The main game is the slowest game on Earth, mainly because of this one Asian lady who is literally taking 5 seconds too long on every single action asked of her. For someone like me this wouldn't be a huge problem, but for someone who is taking like 75% of her hands to the river and often calling multiple bets one at a time on the same street the effect is quite large. The game has slowed from 35-40 hands an hour down to something like 25, and everyone is a bit on edge. The best part is that the lady is lighting chips on fire, rebuying a rack at a time literally every 30 minutes or so. She also successfully requests a set up on the hour 5 hours in a row (2, 3, 4, 5 and 6). On the 5pm setup I comment to the only other guy who stays at the table with me and her that I think we had just gone an entire dealer down without a single player incurring a missed blind button. This has to be some sort of record at Commerce, and I'm glad I was a part of it, but it really didn't bode well for what was about to happen to us. Sure enough the setup is ready and there are 3 of us sitting there, me, the other dude, and the pissed off Asian lady now stuck 5 or 6 racks in the game wanting nothing more than to be pitched two more cards so that she can call to the river with no pair no draw in hopes of getting even. She is now livid and calls the floorman over demanding he get the players back to the game. I say vacantly "Sometimes this happens when you call for a set up" and she looks at me inquisitively (I don't think she understood, but I am of course sitting on her immediate left). I turn to her and ask "Really, what did you think was going to happen?" and leave it at that.

2 comments:

Dave said...

What's a set up?

mikeca said...

A setup in a live poker game means a new set of playing cards. With almost all live games using shuffling machines, it means two decks of cards. While each hand is played, the machine shuffles the other deck for the next hand.

When you change the setup, the dealer has to spread out the deck and check that all the cards are there. New decks are sorted in order to make this check easy.

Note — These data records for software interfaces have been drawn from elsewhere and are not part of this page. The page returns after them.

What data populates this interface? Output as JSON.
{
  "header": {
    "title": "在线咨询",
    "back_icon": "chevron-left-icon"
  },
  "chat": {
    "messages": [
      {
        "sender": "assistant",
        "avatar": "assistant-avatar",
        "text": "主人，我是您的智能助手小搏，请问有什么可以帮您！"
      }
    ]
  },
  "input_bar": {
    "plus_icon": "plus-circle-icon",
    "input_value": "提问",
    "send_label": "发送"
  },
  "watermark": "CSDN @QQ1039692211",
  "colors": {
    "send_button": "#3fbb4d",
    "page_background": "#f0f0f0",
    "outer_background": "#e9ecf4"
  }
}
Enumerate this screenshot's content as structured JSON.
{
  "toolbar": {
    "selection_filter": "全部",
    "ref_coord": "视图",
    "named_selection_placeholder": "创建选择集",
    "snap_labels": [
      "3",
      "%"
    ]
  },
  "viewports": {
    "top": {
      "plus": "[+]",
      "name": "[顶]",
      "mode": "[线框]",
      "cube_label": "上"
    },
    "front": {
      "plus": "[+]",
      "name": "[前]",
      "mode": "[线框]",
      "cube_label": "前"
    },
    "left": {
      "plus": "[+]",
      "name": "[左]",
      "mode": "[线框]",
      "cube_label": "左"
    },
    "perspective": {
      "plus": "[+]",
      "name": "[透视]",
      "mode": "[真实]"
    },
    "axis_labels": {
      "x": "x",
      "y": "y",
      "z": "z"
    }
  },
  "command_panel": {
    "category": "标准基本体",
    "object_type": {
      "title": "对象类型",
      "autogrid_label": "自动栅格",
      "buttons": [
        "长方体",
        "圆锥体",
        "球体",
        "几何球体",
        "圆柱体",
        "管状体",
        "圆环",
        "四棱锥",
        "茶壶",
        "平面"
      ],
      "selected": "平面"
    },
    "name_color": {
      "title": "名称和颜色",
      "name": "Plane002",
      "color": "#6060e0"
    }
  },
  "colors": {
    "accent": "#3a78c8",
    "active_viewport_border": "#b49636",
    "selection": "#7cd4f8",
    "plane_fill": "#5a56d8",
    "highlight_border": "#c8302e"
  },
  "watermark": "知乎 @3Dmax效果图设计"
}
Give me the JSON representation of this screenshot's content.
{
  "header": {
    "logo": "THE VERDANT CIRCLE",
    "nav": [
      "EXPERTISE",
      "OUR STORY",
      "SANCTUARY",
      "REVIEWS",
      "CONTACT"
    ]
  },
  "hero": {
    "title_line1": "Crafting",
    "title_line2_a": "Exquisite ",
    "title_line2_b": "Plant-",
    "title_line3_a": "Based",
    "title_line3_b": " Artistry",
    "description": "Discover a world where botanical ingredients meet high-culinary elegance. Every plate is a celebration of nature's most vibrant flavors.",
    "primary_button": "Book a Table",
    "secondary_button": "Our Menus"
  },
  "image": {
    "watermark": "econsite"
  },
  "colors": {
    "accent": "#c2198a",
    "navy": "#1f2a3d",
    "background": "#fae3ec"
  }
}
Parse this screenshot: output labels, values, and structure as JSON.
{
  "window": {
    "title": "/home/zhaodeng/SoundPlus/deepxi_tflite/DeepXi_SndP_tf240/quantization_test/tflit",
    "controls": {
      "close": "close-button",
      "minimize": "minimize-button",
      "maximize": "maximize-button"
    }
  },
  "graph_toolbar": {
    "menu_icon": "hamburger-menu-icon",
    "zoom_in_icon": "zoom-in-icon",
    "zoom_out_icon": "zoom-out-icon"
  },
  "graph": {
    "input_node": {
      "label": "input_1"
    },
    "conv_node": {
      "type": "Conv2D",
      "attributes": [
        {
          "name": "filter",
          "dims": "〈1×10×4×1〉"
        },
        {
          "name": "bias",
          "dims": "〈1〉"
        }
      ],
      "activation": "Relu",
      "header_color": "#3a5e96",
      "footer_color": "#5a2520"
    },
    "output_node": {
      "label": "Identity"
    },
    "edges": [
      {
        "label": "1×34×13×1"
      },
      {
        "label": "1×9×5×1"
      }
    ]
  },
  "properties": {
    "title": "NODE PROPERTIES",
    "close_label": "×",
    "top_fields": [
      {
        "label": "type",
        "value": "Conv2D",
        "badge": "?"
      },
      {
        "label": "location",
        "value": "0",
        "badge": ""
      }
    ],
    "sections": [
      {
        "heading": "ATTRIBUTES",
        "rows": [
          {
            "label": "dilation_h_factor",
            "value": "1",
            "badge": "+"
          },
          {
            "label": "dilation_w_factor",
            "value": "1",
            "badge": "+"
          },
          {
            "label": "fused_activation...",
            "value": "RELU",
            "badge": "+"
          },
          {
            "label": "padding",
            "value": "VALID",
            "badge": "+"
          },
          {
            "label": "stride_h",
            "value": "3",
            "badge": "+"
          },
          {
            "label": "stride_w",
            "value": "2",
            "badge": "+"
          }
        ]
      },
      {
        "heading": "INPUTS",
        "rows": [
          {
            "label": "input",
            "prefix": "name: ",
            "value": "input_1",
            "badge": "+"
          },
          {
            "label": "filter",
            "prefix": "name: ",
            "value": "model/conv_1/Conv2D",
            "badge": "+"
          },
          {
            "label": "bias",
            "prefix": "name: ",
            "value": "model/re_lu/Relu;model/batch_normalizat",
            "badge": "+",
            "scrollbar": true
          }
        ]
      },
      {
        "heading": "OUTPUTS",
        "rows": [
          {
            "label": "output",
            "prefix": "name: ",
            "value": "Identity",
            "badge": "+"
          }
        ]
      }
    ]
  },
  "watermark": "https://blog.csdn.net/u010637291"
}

Then mix it up the deck up and put them in the auto-shuffler.

Usually all the players head for the restroom or a smoke, and many don't make it back by the time the new decks are shuffled and the dealer is ready to go.